*** Begin section ***
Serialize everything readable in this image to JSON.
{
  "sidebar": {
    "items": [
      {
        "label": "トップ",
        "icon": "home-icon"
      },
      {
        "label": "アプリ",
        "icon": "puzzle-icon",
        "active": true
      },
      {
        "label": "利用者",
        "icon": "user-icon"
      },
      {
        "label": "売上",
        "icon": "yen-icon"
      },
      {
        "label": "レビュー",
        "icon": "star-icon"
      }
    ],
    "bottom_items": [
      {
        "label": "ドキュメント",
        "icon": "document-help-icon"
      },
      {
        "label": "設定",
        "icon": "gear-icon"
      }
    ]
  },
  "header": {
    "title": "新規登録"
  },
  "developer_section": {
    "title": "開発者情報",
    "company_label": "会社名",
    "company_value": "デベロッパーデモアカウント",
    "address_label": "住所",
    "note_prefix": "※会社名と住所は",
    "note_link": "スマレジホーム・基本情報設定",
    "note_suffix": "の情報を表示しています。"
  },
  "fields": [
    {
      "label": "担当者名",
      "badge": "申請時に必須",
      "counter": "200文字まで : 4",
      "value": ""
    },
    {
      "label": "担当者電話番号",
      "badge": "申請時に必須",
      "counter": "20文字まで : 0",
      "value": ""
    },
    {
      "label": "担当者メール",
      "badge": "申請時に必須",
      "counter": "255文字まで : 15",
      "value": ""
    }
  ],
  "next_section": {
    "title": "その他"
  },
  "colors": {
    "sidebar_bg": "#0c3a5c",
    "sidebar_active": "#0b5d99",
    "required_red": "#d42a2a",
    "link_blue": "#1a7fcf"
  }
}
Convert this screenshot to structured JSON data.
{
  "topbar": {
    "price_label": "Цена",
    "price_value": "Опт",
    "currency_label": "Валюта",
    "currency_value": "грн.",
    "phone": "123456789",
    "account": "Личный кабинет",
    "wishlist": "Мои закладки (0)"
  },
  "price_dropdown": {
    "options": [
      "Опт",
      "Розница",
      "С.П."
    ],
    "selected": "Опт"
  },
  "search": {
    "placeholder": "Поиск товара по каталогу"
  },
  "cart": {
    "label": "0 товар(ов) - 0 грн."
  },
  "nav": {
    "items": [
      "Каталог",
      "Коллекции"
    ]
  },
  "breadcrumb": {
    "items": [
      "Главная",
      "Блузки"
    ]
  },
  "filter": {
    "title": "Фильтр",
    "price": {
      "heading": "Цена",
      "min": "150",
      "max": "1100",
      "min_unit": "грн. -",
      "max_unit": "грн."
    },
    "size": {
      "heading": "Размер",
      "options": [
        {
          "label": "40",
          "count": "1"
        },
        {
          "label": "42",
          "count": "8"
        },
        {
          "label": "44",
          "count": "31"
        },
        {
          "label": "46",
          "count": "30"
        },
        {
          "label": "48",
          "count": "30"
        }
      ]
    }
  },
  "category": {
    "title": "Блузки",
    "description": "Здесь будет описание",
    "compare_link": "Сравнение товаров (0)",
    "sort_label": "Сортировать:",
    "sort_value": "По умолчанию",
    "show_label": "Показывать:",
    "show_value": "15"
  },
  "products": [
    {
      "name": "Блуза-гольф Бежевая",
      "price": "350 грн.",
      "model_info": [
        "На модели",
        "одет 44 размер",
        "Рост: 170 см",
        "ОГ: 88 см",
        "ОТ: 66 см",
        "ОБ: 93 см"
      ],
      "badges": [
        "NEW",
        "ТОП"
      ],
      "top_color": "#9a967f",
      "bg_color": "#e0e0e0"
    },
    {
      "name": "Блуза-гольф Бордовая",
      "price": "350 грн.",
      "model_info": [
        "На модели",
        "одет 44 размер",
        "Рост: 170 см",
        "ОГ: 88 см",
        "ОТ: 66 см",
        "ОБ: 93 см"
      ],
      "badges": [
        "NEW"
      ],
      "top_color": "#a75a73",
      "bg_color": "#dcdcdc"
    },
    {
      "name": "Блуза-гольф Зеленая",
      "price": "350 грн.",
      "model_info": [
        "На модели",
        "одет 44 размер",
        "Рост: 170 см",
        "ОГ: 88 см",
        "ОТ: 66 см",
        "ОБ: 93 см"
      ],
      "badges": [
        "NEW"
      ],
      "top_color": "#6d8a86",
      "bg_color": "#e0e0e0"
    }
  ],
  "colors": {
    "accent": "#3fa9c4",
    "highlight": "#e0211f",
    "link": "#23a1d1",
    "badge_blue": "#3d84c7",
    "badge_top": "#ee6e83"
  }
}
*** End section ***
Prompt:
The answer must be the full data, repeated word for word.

Response to this exercise:
Serialize everything readable in this image to JSON.
{
  "sidebar": {
    "items": [
      {
        "label": "トップ",
        "icon": "home-icon"
      },
      {
        "label": "アプリ",
        "icon": "puzzle-icon",
        "active": true
      },
      {
        "label": "利用者",
        "icon": "user-icon"
      },
      {
        "label": "売上",
        "icon": "yen-icon"
      },
      {
        "label": "レビュー",
        "icon": "star-icon"
      }
    ],
    "bottom_items": [
      {
        "label": "ドキュメント",
        "icon": "document-help-icon"
      },
      {
        "label": "設定",
        "icon": "gear-icon"
      }
    ]
  },
  "header": {
    "title": "新規登録"
  },
  "developer_section": {
    "title": "開発者情報",
    "company_label": "会社名",
    "company_value": "デベロッパーデモアカウント",
    "address_label": "住所",
    "note_prefix": "※会社名と住所は",
    "note_link": "スマレジホーム・基本情報設定",
    "note_suffix": "の情報を表示しています。"
  },
  "fields": [
    {
      "label": "担当者名",
      "badge": "申請時に必須",
      "counter": "200文字まで : 4",
      "value": ""
    },
    {
      "label": "担当者電話番号",
      "badge": "申請時に必須",
      "counter": "20文字まで : 0",
      "value": ""
    },
    {
      "label": "担当者メール",
      "badge": "申請時に必須",
      "counter": "255文字まで : 15",
      "value": ""
    }
  ],
  "next_section": {
    "title": "その他"
  },
  "colors": {
    "sidebar_bg": "#0c3a5c",
    "sidebar_active": "#0b5d99",
    "required_red": "#d42a2a",
    "link_blue": "#1a7fcf"
  }
}
Convert this screenshot to structured JSON data.
{
  "topbar": {
    "price_label": "Цена",
    "price_value": "Опт",
    "currency_label": "Валюта",
    "currency_value": "грн.",
    "phone": "123456789",
    "account": "Личный кабинет",
    "wishlist": "Мои закладки (0)"
  },
  "price_dropdown": {
    "options": [
      "Опт",
      "Розница",
      "С.П."
    ],
    "selected": "Опт"
  },
  "search": {
    "placeholder": "Поиск товара по каталогу"
  },
  "cart": {
    "label": "0 товар(ов) - 0 грн."
  },
  "nav": {
    "items": [
      "Каталог",
      "Коллекции"
    ]
  },
  "breadcrumb": {
    "items": [
      "Главная",
      "Блузки"
    ]
  },
  "filter": {
    "title": "Фильтр",
    "price": {
      "heading": "Цена",
      "min": "150",
      "max": "1100",
      "min_unit": "грн. -",
      "max_unit": "грн."
    },
    "size": {
      "heading": "Размер",
      "options": [
        {
          "label": "40",
          "count": "1"
        },
        {
          "label": "42",
          "count": "8"
        },
        {
          "label": "44",
          "count": "31"
        },
        {
          "label": "46",
          "count": "30"
        },
        {
          "label": "48",
          "count": "30"
        }
      ]
    }
  },
  "category": {
    "title": "Блузки",
    "description": "Здесь будет описание",
    "compare_link": "Сравнение товаров (0)",
    "sort_label": "Сортировать:",
    "sort_value": "По умолчанию",
    "show_label": "Показывать:",
    "show_value": "15"
  },
  "products": [
    {
      "name": "Блуза-гольф Бежевая",
      "price": "350 грн.",
      "model_info": [
        "На модели",
        "одет 44 размер",
        "Рост: 170 см",
        "ОГ: 88 см",
        "ОТ: 66 см",
        "ОБ: 93 см"
      ],
      "badges": [
        "NEW",
        "ТОП"
      ],
      "top_color": "#9a967f",
      "bg_color": "#e0e0e0"
    },
    {
      "name": "Блуза-гольф Бордовая",
      "price": "350 грн.",
      "model_info": [
        "На модели",
        "одет 44 размер",
        "Рост: 170 см",
        "ОГ: 88 см",
        "ОТ: 66 см",
        "ОБ: 93 см"
      ],
      "badges": [
        "NEW"
      ],
      "top_color": "#a75a73",
      "bg_color": "#dcdcdc"
    },
    {
      "name": "Блуза-гольф Зеленая",
      "price": "350 грн.",
      "model_info": [
        "На модели",
        "одет 44 размер",
        "Рост: 170 см",
        "ОГ: 88 см",
        "ОТ: 66 см",
        "ОБ: 93 см"
      ],
      "badges": [
        "NEW"
      ],
      "top_color": "#6d8a86",
      "bg_color": "#e0e0e0"
    }
  ],
  "colors": {
    "accent": "#3fa9c4",
    "highlight": "#e0211f",
    "link": "#23a1d1",
    "badge_blue": "#3d84c7",
    "badge_top": "#ee6e83"
  }
}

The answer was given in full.